WHAT YOU ARE ASKED TO DO:
Across the listing that follows, establish how many lines contain the string "TradingView" and provide that number by itself.

....

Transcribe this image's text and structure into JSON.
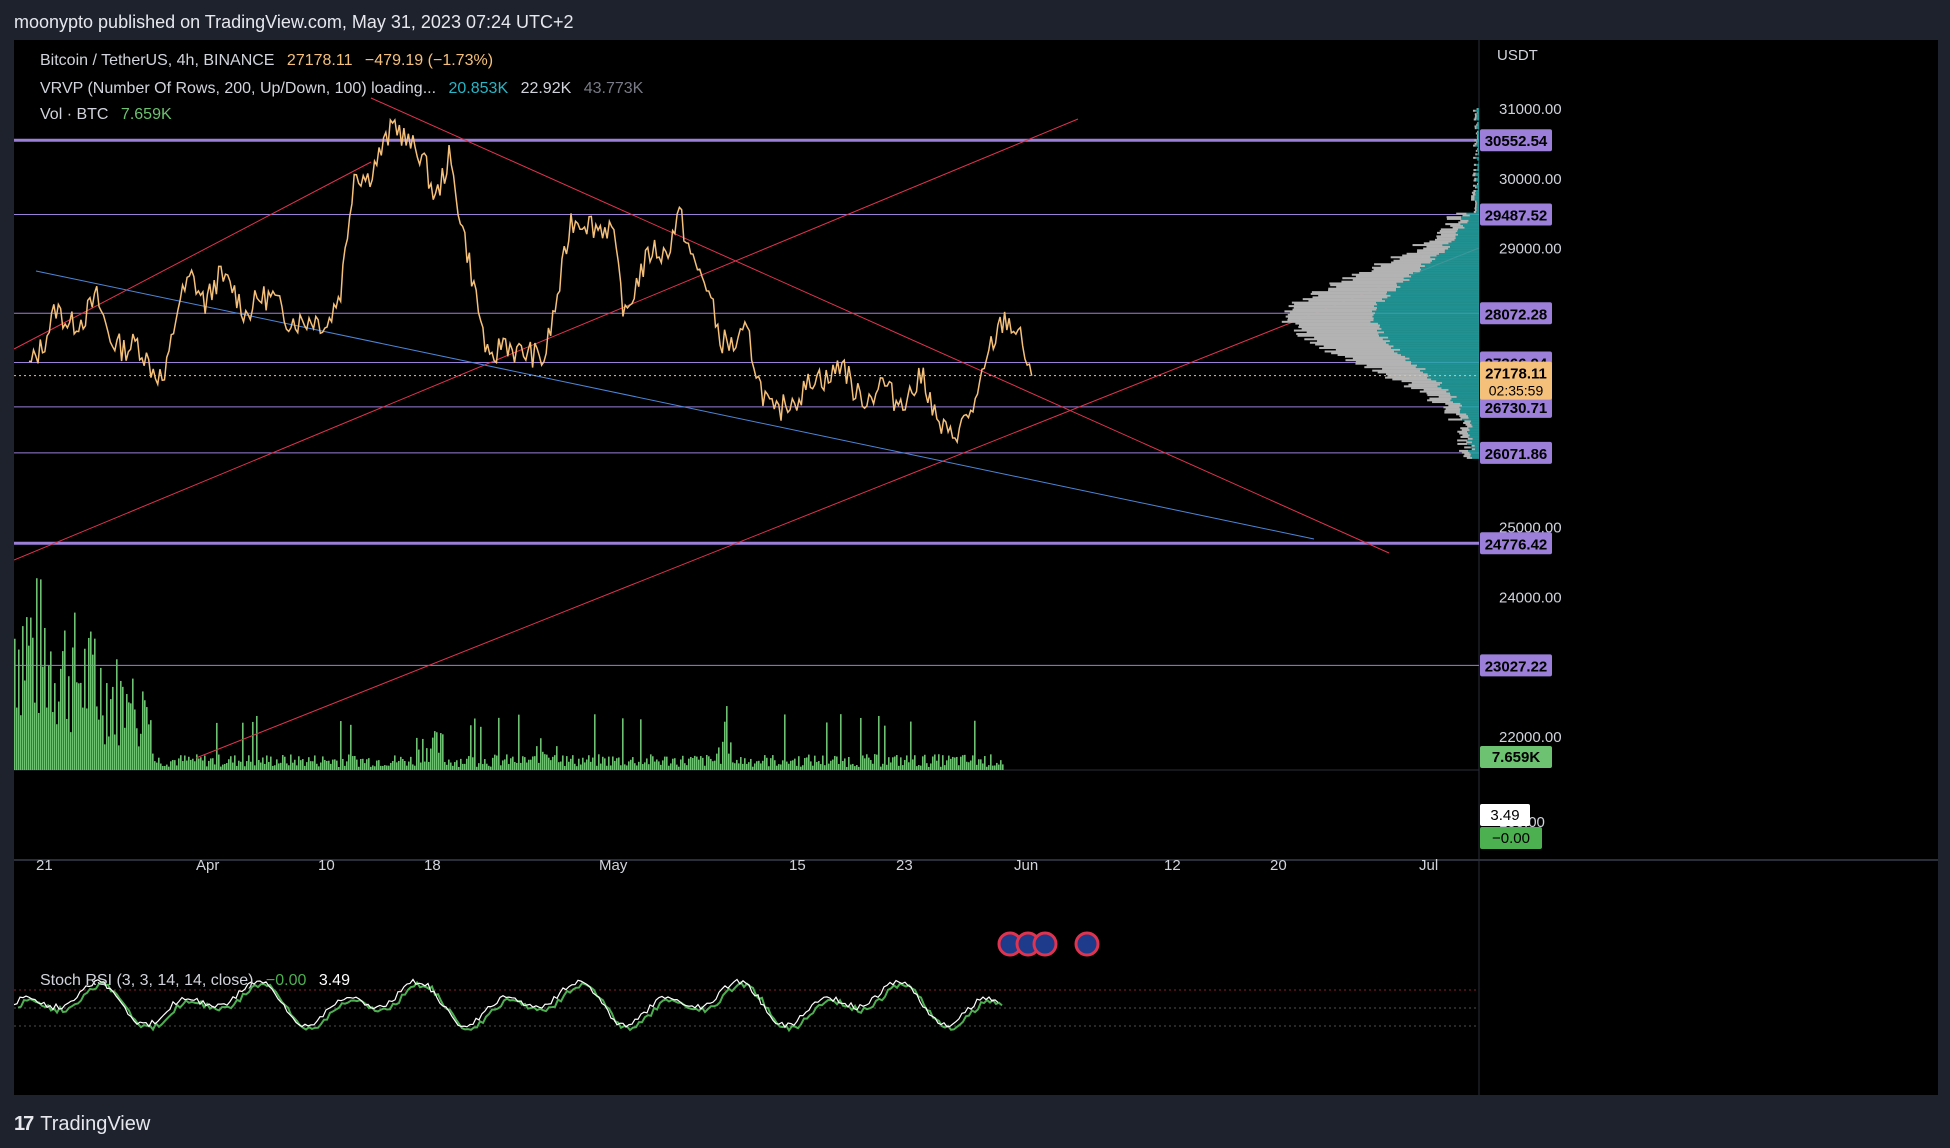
{
  "header": {
    "published": "moonypto published on TradingView.com, May 31, 2023 07:24 UTC+2"
  },
  "legend": {
    "symbol": "Bitcoin / TetherUS, 4h, BINANCE",
    "price": "27178.11",
    "change": "−479.19 (−1.73%)",
    "vrvp_label": "VRVP (Number Of Rows, 200, Up/Down, 100) loading...",
    "vrvp_v1": "20.853K",
    "vrvp_v2": "22.92K",
    "vrvp_v3": "43.773K",
    "vol_label": "Vol · BTC",
    "vol_value": "7.659K",
    "stoch_label": "Stoch RSI (3, 3, 14, 14, close)",
    "stoch_k": "−0.00",
    "stoch_d": "3.49"
  },
  "axis": {
    "currency": "USDT",
    "ticks": [
      "31000.00",
      "30000.00",
      "29000.00",
      "25000.00",
      "24000.00",
      "22000.00"
    ],
    "rsi_ticks": [
      "100.00"
    ]
  },
  "level_labels": [
    "30552.54",
    "29487.52",
    "28072.28",
    "27366.94",
    "26730.71",
    "26071.86",
    "24776.42",
    "23027.22"
  ],
  "current_price": {
    "price": "27178.11",
    "countdown": "02:35:59"
  },
  "volume_badge": "7.659K",
  "rsi_badges": {
    "d": "3.49",
    "k": "−0.00"
  },
  "x_labels": [
    "21",
    "Apr",
    "10",
    "18",
    "May",
    "15",
    "23",
    "Jun",
    "12",
    "20",
    "Jul"
  ],
  "footer": {
    "brand": "TradingView"
  },
  "colors": {
    "background": "#000000",
    "price_line": "#f5c07a",
    "level_line": "#9b7fd9",
    "trend_red": "#e0334f",
    "trend_blue": "#4d86d9",
    "volume": "#6cc270",
    "rsi_k": "#ffffff",
    "rsi_d": "#4caf50",
    "vp_up": "#26a6a6",
    "vp_down": "#b3b3b3",
    "label_bg": "#9b7fd9",
    "price_tag": "#f5c07a"
  },
  "chart_data": {
    "type": "line",
    "title": "Bitcoin / TetherUS, 4h, BINANCE",
    "price_series": [
      [
        "Mar 18",
        27300
      ],
      [
        "Mar 19",
        27600
      ],
      [
        "Mar 20",
        28150
      ],
      [
        "Mar 21",
        27900
      ],
      [
        "Mar 22",
        28000
      ],
      [
        "Mar 23",
        28300
      ],
      [
        "Mar 24",
        27700
      ],
      [
        "Mar 25",
        27550
      ],
      [
        "Mar 26",
        27650
      ],
      [
        "Mar 27",
        27300
      ],
      [
        "Mar 28",
        27100
      ],
      [
        "Mar 29",
        28200
      ],
      [
        "Mar 30",
        28600
      ],
      [
        "Mar 31",
        28200
      ],
      [
        "Apr 1",
        28600
      ],
      [
        "Apr 2",
        28450
      ],
      [
        "Apr 3",
        28050
      ],
      [
        "Apr 4",
        28300
      ],
      [
        "Apr 5",
        28300
      ],
      [
        "Apr 6",
        28000
      ],
      [
        "Apr 7",
        27950
      ],
      [
        "Apr 8",
        28000
      ],
      [
        "Apr 9",
        27900
      ],
      [
        "Apr 10",
        28400
      ],
      [
        "Apr 11",
        30100
      ],
      [
        "Apr 12",
        30000
      ],
      [
        "Apr 13",
        30400
      ],
      [
        "Apr 14",
        30800
      ],
      [
        "Apr 15",
        30500
      ],
      [
        "Apr 16",
        30350
      ],
      [
        "Apr 17",
        29700
      ],
      [
        "Apr 18",
        30300
      ],
      [
        "Apr 19",
        29300
      ],
      [
        "Apr 20",
        28300
      ],
      [
        "Apr 21",
        27300
      ],
      [
        "Apr 22",
        27700
      ],
      [
        "Apr 23",
        27500
      ],
      [
        "Apr 24",
        27500
      ],
      [
        "Apr 25",
        27400
      ],
      [
        "Apr 26",
        28300
      ],
      [
        "Apr 27",
        29400
      ],
      [
        "Apr 28",
        29400
      ],
      [
        "Apr 29",
        29300
      ],
      [
        "Apr 30",
        29300
      ],
      [
        "May 1",
        28000
      ],
      [
        "May 2",
        28600
      ],
      [
        "May 3",
        29000
      ],
      [
        "May 4",
        28900
      ],
      [
        "May 5",
        29500
      ],
      [
        "May 6",
        28800
      ],
      [
        "May 7",
        28500
      ],
      [
        "May 8",
        27700
      ],
      [
        "May 9",
        27600
      ],
      [
        "May 10",
        27800
      ],
      [
        "May 11",
        27000
      ],
      [
        "May 12",
        26600
      ],
      [
        "May 13",
        26800
      ],
      [
        "May 14",
        26900
      ],
      [
        "May 15",
        27200
      ],
      [
        "May 16",
        27100
      ],
      [
        "May 17",
        27400
      ],
      [
        "May 18",
        26900
      ],
      [
        "May 19",
        26850
      ],
      [
        "May 20",
        27100
      ],
      [
        "May 21",
        26800
      ],
      [
        "May 22",
        26900
      ],
      [
        "May 23",
        27200
      ],
      [
        "May 24",
        26500
      ],
      [
        "May 25",
        26300
      ],
      [
        "May 26",
        26500
      ],
      [
        "May 27",
        26850
      ],
      [
        "May 28",
        27600
      ],
      [
        "May 29",
        28000
      ],
      [
        "May 30",
        27800
      ],
      [
        "May 31",
        27178
      ]
    ],
    "horizontal_levels": [
      30552.54,
      29487.52,
      28072.28,
      27366.94,
      26730.71,
      26071.86,
      24776.42,
      23027.22
    ],
    "ylim": [
      21800,
      31200
    ],
    "current_price": 27178.11,
    "grid": false
  }
}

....

ANSWER FOR THIS EXERCISE:
2